Some of the other ailments that yoga can ease include anxiety, depression and insomnia.

Some styles of yoga, such as ashtanga and vinyasa yoga, are more vigorous than others. Practicing one of these styles will help you improve muscle tone. But even less vigorous styles of yoga, such as Iyengar or hatha, which focuses on less movement and more precise alignment in poses, can provide strength and endurance benefits.

M.O.I. JR: When did you decide that you all wanted to open a spot dedicated to yoga?

Katrina: We first met in early 2011 from a mutual yogini, Crystal McCreary. Although numbers are growing, there aren’t many African Americans in your typical studio, so we usually reach out to each other in public classes. That’s how we all met.

Crystal is an advanced practitioner and a yoga teacher too. Coincidentally, all 3 of us shared the same vision of opening a yoga studio and providing yoga and other wellness classes with a focus on healing the African American community that is disproportionately plagued by stress-related diseases. We knew yoga could help.

We’ve always wanted our studio to be diverse and inclusive. But we knew it was more likely that people of color would come to Anasa once they saw people like themselves operating the studio. We formed our LLC in June of 2011, worked on our business plan for a year and a half, and looked at locations all over Oakland from West Oakland, to Uptown, to deep East Oakland.

Katrina Lashea teaches free yoga class at Be Still Retreat

Katrina teaches a free yoga class at the Be Still Retreat, a quarterly event sponsored by the Black Women’s Media Project. Their mission is to spread awareness about the role the media plays in contributing to substance abuse problems among Black women. Over 100 women attend these retreats at Jack London Aquatic Center.

Then Crystal left the company in June of 2012 for an incredible job opportunity in New York. We regrouped and continued to search for a studio home with a focus on finding a spot where no other yoga studio existed. And one that was easily accessible and centrally located in the City. We found it all in the Laurel District.

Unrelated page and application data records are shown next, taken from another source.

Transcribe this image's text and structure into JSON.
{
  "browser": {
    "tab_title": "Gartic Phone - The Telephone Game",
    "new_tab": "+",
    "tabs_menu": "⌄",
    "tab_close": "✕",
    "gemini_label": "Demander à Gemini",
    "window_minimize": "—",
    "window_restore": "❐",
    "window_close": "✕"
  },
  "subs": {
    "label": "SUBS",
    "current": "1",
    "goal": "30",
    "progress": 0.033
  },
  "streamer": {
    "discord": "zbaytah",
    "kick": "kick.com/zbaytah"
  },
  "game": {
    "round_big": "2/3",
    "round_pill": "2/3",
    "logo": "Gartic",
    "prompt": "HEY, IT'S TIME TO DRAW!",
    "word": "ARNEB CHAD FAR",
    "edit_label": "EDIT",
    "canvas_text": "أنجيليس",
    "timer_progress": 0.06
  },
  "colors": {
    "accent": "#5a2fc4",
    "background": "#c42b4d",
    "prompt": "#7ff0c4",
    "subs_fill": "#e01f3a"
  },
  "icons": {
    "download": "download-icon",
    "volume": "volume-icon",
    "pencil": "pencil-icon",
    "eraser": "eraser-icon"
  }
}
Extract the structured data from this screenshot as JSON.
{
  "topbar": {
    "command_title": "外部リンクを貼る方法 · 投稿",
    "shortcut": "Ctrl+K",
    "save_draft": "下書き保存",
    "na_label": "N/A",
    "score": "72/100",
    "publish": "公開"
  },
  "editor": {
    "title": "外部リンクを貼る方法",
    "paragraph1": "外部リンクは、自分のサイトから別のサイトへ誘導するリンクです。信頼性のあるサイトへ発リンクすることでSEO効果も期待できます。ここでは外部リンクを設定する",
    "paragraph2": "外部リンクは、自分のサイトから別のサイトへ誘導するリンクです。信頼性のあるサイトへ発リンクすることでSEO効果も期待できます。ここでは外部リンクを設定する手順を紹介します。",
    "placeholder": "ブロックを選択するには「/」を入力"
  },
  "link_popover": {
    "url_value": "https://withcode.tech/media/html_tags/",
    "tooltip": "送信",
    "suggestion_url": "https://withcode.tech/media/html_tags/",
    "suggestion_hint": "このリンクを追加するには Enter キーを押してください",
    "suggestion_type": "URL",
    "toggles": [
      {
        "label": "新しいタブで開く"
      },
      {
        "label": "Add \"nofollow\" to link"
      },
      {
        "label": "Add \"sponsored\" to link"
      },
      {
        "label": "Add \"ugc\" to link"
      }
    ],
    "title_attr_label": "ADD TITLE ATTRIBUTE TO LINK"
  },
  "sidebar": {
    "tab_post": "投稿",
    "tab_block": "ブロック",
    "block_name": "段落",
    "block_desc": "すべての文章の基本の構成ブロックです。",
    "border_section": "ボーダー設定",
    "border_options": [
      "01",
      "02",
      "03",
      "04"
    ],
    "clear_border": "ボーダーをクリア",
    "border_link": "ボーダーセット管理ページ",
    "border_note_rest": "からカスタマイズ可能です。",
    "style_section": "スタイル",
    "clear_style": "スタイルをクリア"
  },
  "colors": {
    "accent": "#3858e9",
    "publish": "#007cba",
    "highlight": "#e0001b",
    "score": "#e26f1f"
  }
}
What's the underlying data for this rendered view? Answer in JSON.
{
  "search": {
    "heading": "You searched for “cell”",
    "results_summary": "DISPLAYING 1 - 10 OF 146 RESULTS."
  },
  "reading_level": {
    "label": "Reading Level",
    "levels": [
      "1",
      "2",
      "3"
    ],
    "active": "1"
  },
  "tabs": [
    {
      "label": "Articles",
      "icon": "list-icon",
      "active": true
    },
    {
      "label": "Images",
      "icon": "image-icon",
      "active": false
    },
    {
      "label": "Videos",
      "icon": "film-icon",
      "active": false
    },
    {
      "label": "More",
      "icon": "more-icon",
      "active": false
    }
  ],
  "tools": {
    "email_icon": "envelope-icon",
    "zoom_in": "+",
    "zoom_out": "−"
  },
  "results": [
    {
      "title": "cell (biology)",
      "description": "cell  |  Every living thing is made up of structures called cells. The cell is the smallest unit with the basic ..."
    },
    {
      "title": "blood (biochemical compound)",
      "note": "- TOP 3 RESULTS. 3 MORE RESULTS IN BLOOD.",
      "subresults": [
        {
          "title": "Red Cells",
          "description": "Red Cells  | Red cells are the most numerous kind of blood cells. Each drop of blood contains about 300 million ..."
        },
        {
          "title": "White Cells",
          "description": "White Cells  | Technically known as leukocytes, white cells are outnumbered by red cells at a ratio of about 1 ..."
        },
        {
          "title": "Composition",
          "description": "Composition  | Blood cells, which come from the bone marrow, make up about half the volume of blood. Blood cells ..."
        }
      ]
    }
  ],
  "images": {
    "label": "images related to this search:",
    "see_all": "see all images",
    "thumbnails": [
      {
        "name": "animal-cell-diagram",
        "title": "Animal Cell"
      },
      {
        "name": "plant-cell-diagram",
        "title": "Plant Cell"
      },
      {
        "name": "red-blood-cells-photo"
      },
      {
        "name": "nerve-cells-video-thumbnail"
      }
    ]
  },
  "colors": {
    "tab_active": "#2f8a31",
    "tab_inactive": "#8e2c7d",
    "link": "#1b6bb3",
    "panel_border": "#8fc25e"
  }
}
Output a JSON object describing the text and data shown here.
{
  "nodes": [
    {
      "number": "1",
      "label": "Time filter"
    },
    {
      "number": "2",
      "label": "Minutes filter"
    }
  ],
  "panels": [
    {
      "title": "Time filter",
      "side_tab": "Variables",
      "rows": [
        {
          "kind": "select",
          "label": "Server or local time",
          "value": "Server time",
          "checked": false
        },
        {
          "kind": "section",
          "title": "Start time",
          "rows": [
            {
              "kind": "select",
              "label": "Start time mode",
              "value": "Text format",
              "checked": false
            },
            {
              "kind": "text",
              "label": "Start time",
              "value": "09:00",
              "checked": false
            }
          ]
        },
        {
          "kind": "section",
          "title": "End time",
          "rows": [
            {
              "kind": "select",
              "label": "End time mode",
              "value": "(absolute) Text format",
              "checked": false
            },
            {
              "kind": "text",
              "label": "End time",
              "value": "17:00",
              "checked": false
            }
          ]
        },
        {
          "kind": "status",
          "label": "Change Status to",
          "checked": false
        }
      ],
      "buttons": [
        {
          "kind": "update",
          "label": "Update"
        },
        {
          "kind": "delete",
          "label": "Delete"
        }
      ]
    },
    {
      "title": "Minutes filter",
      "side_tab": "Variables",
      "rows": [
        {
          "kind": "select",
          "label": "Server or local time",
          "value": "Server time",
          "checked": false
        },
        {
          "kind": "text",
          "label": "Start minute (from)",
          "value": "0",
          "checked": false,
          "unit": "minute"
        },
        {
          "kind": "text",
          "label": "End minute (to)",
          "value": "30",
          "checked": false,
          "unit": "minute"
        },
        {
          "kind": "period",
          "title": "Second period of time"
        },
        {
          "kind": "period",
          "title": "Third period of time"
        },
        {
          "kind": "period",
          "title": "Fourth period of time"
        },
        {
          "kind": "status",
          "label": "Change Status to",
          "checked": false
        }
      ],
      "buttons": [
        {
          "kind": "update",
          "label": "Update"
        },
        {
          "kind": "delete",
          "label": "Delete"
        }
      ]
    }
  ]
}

We have two beautiful studios and are the only green-certified yoga studio in Alameda County – an important feature for the health of our community, students and teachers. Our tagline, “Yoga. Health. Community,” really sums it up: Our goal is to improve the health of our community by offering great yoga, plus other wellness classes and events, in a lovely, green-certified space.

Our goal is to improve the health of our community by offering great yoga, plus other wellness classes and events, in a lovely, green-certified space.

M.O.I. JR: What kinds of classes do you offer at Anasa Oakland? Who are some of the Black instructors?

Jean Marie: We offer 60-, 75- and 90-minute yoga classes for beginning to experienced practitioners. Classes are held in the mornings and evenings seven days a week. Some classes include music; others do not. We also offer other modalities of wellness classes, including Tai Chi, Qi Gong and Feldenkrais.

We keep Saturday afternoons open for special two-three-hour workshops such as Intro to Yoga for Men, Keeping Your Knees Healthy, and Building a Home Practice. We have some donation-based classes and occasional free classes, such as our annual “Day of Service” on Martin Luther King’s birthday, with free classes to the community on the holiday.

Our Black instructors include Heather Blackwell Gersh, Amana Brembry Johnson, Dr. Marcus Penn, Regina Brown and Katrina Lashea.

M.O.I. JR: What does Anasa mean?

Katrina: Anasa has an important dual meaning to us. It is said to mean “indestructible” in the ancient Indian language of Sanskrit. And it translates as “comfort” or “joy” from the African language of Swahili. We take it to mean indestructible joy, the essence of yoga. The name “Anasa” blends our two worlds of being from African ancestry and the healing practice of yoga from India that has sustained and healed millions of people worldwide, including both of us.

There’s also a little word play, where Anasa is asana spelled backwards, to help folks remember our name.

Source: BayView